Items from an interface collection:
+ + + + +
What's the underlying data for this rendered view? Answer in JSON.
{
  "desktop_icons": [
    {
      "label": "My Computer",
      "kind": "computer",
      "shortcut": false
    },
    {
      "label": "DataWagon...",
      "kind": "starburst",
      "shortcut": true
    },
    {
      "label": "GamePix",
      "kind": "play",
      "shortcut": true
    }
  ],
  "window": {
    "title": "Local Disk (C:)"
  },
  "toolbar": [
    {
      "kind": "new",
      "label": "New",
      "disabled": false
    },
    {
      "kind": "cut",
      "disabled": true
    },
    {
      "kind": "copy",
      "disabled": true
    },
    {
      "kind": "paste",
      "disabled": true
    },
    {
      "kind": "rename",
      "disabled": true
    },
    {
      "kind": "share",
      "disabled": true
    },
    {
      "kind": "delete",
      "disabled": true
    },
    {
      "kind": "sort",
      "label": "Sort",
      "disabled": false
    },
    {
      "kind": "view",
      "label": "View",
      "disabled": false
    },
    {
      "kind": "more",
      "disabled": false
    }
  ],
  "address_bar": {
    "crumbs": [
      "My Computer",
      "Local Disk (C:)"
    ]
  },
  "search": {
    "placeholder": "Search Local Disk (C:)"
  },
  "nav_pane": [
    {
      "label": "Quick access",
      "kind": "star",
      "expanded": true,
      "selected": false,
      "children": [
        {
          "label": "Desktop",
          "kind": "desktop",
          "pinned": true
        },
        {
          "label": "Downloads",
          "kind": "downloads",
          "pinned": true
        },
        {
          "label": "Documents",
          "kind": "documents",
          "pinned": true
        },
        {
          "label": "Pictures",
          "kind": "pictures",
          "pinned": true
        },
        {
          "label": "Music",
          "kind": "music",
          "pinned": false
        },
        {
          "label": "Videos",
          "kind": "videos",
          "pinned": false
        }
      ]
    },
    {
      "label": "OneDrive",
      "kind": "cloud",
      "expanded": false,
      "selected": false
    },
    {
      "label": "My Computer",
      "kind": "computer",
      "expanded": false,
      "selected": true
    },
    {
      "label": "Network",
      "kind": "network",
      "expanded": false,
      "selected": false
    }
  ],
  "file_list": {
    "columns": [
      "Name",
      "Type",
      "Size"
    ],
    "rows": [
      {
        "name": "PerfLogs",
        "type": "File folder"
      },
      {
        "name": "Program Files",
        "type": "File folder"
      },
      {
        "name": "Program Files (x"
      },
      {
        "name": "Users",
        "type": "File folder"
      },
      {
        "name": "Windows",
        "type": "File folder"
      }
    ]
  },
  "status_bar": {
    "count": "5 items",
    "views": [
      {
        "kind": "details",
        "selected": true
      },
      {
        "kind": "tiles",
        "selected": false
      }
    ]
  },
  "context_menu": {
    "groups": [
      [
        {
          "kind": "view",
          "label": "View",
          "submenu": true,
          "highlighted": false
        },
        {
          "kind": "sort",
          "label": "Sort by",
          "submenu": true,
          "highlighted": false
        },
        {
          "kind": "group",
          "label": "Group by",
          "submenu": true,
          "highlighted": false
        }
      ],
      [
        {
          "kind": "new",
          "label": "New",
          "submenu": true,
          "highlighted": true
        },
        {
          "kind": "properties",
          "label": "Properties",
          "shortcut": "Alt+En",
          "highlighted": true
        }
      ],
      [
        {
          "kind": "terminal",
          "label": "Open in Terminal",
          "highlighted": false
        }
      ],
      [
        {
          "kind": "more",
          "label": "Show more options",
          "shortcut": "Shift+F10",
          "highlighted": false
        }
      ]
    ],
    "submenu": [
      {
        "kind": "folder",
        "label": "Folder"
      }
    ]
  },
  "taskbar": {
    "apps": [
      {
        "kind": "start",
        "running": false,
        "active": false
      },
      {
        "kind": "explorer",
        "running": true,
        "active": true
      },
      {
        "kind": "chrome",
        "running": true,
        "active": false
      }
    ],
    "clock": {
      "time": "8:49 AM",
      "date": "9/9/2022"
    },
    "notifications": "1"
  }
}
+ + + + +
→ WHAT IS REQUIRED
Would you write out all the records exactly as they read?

→ ANSWER
What's the underlying data for this rendered view? Answer in JSON.
{
  "desktop_icons": [
    {
      "label": "My Computer",
      "kind": "computer",
      "shortcut": false
    },
    {
      "label": "DataWagon...",
      "kind": "starburst",
      "shortcut": true
    },
    {
      "label": "GamePix",
      "kind": "play",
      "shortcut": true
    }
  ],
  "window": {
    "title": "Local Disk (C:)"
  },
  "toolbar": [
    {
      "kind": "new",
      "label": "New",
      "disabled": false
    },
    {
      "kind": "cut",
      "disabled": true
    },
    {
      "kind": "copy",
      "disabled": true
    },
    {
      "kind": "paste",
      "disabled": true
    },
    {
      "kind": "rename",
      "disabled": true
    },
    {
      "kind": "share",
      "disabled": true
    },
    {
      "kind": "delete",
      "disabled": true
    },
    {
      "kind": "sort",
      "label": "Sort",
      "disabled": false
    },
    {
      "kind": "view",
      "label": "View",
      "disabled": false
    },
    {
      "kind": "more",
      "disabled": false
    }
  ],
  "address_bar": {
    "crumbs": [
      "My Computer",
      "Local Disk (C:)"
    ]
  },
  "search": {
    "placeholder": "Search Local Disk (C:)"
  },
  "nav_pane": [
    {
      "label": "Quick access",
      "kind": "star",
      "expanded": true,
      "selected": false,
      "children": [
        {
          "label": "Desktop",
          "kind": "desktop",
          "pinned": true
        },
        {
          "label": "Downloads",
          "kind": "downloads",
          "pinned": true
        },
        {
          "label": "Documents",
          "kind": "documents",
          "pinned": true
        },
        {
          "label": "Pictures",
          "kind": "pictures",
          "pinned": true
        },
        {
          "label": "Music",
          "kind": "music",
          "pinned": false
        },
        {
          "label": "Videos",
          "kind": "videos",
          "pinned": false
        }
      ]
    },
    {
      "label": "OneDrive",
      "kind": "cloud",
      "expanded": false,
      "selected": false
    },
    {
      "label": "My Computer",
      "kind": "computer",
      "expanded": false,
      "selected": true
    },
    {
      "label": "Network",
      "kind": "network",
      "expanded": false,
      "selected": false
    }
  ],
  "file_list": {
    "columns": [
      "Name",
      "Type",
      "Size"
    ],
    "rows": [
      {
        "name": "PerfLogs",
        "type": "File folder"
      },
      {
        "name": "Program Files",
        "type": "File folder"
      },
      {
        "name": "Program Files (x"
      },
      {
        "name": "Users",
        "type": "File folder"
      },
      {
        "name": "Windows",
        "type": "File folder"
      }
    ]
  },
  "status_bar": {
    "count": "5 items",
    "views": [
      {
        "kind": "details",
        "selected": true
      },
      {
        "kind": "tiles",
        "selected": false
      }
    ]
  },
  "context_menu": {
    "groups": [
      [
        {
          "kind": "view",
          "label": "View",
          "submenu": true,
          "highlighted": false
        },
        {
          "kind": "sort",
          "label": "Sort by",
          "submenu": true,
          "highlighted": false
        },
        {
          "kind": "group",
          "label": "Group by",
          "submenu": true,
          "highlighted": false
        }
      ],
      [
        {
          "kind": "new",
          "label": "New",
          "submenu": true,
          "highlighted": true
        },
        {
          "kind": "properties",
          "label": "Properties",
          "shortcut": "Alt+En",
          "highlighted": true
        }
      ],
      [
        {
          "kind": "terminal",
          "label": "Open in Terminal",
          "highlighted": false
        }
      ],
      [
        {
          "kind": "more",
          "label": "Show more options",
          "shortcut": "Shift+F10",
          "highlighted": false
        }
      ]
    ],
    "submenu": [
      {
        "kind": "folder",
        "label": "Folder"
      }
    ]
  },
  "taskbar": {
    "apps": [
      {
        "kind": "start",
        "running": false,
        "active": false
      },
      {
        "kind": "explorer",
        "running": true,
        "active": true
      },
      {
        "kind": "chrome",
        "running": true,
        "active": false
      }
    ],
    "clock": {
      "time": "8:49 AM",
      "date": "9/9/2022"
    },
    "notifications": "1"
  }
}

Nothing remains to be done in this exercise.